• Problem to solve
Return, word for word, the line containing "Extract the structured" and every line after it through the last line of the records below.

*** Begin section ***

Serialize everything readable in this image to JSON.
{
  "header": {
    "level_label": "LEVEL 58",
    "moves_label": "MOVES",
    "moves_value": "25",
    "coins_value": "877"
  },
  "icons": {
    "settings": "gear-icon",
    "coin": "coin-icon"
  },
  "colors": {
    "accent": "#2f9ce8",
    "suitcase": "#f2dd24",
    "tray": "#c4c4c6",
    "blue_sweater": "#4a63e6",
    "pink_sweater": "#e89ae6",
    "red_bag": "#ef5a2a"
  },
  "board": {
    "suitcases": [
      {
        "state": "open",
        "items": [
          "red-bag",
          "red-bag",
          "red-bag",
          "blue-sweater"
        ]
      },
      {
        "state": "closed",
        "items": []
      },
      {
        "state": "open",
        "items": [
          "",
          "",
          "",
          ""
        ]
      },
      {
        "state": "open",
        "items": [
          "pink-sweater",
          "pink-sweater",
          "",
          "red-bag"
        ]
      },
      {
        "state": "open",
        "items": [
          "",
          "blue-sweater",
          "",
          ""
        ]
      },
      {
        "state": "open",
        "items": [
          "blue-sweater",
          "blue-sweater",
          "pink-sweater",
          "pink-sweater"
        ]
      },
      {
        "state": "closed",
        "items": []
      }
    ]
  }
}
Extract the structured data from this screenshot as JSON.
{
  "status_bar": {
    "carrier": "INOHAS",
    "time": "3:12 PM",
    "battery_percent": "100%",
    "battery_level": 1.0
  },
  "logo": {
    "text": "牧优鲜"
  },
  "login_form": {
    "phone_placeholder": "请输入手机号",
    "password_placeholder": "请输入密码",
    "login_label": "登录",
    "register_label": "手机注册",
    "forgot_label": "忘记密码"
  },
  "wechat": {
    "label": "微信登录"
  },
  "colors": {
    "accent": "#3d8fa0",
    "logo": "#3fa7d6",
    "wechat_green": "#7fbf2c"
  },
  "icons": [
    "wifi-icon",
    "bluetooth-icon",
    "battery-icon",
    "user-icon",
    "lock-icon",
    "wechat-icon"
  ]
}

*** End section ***

• Answer to this problem
Extract the structured data from this screenshot as JSON.
{
  "status_bar": {
    "carrier": "INOHAS",
    "time": "3:12 PM",
    "battery_percent": "100%",
    "battery_level": 1.0
  },
  "logo": {
    "text": "牧优鲜"
  },
  "login_form": {
    "phone_placeholder": "请输入手机号",
    "password_placeholder": "请输入密码",
    "login_label": "登录",
    "register_label": "手机注册",
    "forgot_label": "忘记密码"
  },
  "wechat": {
    "label": "微信登录"
  },
  "colors": {
    "accent": "#3d8fa0",
    "logo": "#3fa7d6",
    "wechat_green": "#7fbf2c"
  },
  "icons": [
    "wifi-icon",
    "bluetooth-icon",
    "battery-icon",
    "user-icon",
    "lock-icon",
    "wechat-icon"
  ]
}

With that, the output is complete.